One of the biggest stories in particle physics for the last few years has been the fear that we don’t know how to go past the Standard Model as the Large Hadron Collider simply confirmed our existing theories without discovering anything new. But physicist Ethan Siegel had an even more worrisome concern. It may be entirely possible that the LHC discovered something new but we either never recorded the data for the relevant collisions or discarded it for a number of good reasons. In short, the LHC generates more data than our computers can handle and we either can’t catch it fast enough to record events in full detail, or lack the storage and capacity to handle and process it.
As we discussed previously on the World of Weird Things podcast, this is a big deal because we use the lessons learned from particle colliders and the digital infrastructure that supports their work have a lot of practical applications like the internet and treating cancer.

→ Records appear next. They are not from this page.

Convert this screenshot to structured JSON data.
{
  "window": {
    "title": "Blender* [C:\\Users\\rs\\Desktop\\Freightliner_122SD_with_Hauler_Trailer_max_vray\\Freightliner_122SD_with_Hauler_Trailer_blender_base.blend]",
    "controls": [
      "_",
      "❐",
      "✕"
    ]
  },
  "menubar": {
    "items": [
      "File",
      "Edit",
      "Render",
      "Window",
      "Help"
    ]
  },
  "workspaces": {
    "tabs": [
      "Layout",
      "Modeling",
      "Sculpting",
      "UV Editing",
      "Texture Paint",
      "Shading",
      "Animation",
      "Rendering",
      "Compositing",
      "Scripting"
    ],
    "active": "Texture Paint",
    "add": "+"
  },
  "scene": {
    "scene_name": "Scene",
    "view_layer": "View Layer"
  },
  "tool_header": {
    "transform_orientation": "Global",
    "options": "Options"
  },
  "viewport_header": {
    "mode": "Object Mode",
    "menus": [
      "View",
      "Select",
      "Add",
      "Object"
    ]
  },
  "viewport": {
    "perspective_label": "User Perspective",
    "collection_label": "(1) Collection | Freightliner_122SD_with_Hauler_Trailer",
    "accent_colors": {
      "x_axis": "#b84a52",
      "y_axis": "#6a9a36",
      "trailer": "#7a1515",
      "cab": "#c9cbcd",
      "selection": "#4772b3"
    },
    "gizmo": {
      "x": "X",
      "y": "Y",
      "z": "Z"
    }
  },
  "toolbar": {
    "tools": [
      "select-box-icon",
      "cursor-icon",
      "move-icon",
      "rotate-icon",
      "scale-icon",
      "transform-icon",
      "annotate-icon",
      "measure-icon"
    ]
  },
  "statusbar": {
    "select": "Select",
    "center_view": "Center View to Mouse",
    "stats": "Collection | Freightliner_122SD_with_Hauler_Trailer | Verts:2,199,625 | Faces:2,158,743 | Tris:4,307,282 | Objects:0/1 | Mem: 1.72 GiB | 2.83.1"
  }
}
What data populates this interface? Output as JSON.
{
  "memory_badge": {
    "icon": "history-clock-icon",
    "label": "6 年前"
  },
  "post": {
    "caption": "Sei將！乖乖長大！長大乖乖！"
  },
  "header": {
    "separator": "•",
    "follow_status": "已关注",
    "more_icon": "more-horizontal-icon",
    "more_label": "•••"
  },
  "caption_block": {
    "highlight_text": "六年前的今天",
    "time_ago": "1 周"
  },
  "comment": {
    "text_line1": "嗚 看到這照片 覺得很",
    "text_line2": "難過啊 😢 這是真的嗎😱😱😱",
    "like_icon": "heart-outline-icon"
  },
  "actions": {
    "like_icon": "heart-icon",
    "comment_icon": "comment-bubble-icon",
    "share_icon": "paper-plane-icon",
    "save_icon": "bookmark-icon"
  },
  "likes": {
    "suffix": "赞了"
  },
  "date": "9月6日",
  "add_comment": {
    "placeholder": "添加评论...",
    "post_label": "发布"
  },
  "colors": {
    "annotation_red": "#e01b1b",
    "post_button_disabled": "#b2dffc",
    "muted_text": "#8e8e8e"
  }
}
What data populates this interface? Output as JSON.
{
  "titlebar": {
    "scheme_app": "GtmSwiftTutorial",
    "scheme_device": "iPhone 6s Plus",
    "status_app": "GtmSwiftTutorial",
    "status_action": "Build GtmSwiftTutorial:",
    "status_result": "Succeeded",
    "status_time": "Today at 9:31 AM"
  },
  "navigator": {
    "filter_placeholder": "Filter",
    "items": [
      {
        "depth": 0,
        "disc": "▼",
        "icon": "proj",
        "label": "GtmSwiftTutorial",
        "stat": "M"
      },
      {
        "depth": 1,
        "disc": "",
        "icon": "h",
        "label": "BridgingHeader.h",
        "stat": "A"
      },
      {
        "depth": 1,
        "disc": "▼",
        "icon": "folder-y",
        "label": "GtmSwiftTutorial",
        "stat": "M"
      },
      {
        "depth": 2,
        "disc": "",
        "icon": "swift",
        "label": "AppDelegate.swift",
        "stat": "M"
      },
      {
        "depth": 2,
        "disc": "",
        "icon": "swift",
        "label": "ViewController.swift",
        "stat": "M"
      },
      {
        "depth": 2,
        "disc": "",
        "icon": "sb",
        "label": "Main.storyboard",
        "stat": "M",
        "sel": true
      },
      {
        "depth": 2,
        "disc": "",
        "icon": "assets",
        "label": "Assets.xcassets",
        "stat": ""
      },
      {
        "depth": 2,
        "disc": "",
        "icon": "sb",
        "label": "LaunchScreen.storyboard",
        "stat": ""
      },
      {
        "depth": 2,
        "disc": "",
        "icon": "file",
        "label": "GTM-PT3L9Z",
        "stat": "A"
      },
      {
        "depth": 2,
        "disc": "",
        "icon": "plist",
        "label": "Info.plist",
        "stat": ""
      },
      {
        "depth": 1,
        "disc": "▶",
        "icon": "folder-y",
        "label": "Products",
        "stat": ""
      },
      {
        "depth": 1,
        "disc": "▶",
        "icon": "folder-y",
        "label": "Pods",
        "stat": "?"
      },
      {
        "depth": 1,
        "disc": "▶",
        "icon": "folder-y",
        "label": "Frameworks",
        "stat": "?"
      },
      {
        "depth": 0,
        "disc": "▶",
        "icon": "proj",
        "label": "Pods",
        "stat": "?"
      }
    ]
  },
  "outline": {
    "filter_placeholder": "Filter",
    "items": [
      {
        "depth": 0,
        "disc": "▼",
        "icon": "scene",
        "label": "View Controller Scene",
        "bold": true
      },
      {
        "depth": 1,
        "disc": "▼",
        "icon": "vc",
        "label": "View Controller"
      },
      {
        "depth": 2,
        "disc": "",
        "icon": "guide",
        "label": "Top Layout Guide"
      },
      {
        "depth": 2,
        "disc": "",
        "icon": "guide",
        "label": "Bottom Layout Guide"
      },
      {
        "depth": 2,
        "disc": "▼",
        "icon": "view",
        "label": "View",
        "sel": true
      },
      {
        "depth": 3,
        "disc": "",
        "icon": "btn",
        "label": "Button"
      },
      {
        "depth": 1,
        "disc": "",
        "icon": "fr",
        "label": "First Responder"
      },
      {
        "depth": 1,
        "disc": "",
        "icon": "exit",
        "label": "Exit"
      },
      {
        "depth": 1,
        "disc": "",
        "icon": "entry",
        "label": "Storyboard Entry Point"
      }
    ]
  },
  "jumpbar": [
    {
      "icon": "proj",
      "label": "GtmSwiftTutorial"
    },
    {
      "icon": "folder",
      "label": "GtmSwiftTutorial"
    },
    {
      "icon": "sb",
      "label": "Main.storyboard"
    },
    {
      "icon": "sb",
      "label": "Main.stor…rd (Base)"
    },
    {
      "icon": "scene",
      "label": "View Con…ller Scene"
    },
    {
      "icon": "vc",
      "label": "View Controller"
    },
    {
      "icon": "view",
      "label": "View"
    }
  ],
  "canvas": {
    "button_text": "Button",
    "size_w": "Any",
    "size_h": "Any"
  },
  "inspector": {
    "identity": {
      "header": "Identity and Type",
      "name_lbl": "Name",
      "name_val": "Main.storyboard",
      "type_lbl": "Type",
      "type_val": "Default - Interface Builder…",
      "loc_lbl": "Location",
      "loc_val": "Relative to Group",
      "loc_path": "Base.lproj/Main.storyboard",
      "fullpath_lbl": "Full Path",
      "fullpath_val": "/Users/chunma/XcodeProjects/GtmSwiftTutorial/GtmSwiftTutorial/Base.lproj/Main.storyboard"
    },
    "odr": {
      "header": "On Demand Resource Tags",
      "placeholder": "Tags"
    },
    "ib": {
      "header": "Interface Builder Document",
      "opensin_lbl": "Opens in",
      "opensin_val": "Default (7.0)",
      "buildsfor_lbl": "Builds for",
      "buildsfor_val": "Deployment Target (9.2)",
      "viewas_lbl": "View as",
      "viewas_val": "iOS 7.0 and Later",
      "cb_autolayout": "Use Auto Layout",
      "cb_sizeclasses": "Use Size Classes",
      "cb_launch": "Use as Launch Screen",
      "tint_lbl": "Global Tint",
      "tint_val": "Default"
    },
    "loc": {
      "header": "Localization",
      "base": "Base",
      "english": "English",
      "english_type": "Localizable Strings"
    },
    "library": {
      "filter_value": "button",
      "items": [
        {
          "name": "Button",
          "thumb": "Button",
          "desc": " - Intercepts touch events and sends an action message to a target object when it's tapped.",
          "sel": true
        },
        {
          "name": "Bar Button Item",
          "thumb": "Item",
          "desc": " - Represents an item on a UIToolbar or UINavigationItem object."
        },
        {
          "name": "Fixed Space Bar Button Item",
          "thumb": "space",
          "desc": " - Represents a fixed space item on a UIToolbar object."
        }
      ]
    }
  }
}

This means we owe the only possible glimpse at new physics to a few anomalous detections of odd particles emanating from the arctic ice rather than a massive device we built entirely for this purpose, and while we can still use existing colliders for interesting experiments, their impact on our basic understanding of matter is likely to be rather minimal.
Our only ways forward in the quest to find new physics seem to be serendipity and a massive upgrade to computers as we know them. Unfortunately, we can’t simply cram more data into existing hard drives because the technology to encode data on an atomic level is simply too cumbersome to use in high speed computing environments, and quantum computers won’t help either because they’re only suitable for a certain class of problems, a class of problems which falls outside of simply recording collision data. What we need is a revolution in throughput, the ability to make sure we can transmit data quickly enough to record all the collisions in real time, or at least hold the data in a buffer so it can be written to a solid state drive in due time.
Hold on though, you might say, why would we want to invest so much time and effort into trying to figure out if this sort of technology is even possible, much less implement it? Well, as is often the case with particle colliders, the work they do tends to make its way to us. In this case, the extreme high throughput devices would be invaluable in data centers that form the backbones of cloud services and heavy duty routers, making for a faster, more fault tolerant, and therefore more reliable, internet. Scientists would get more data to figure out how the universe come to be the way it is now, and we’d get better e-commerce and more robust cloud storage, a win-win for everyone involved.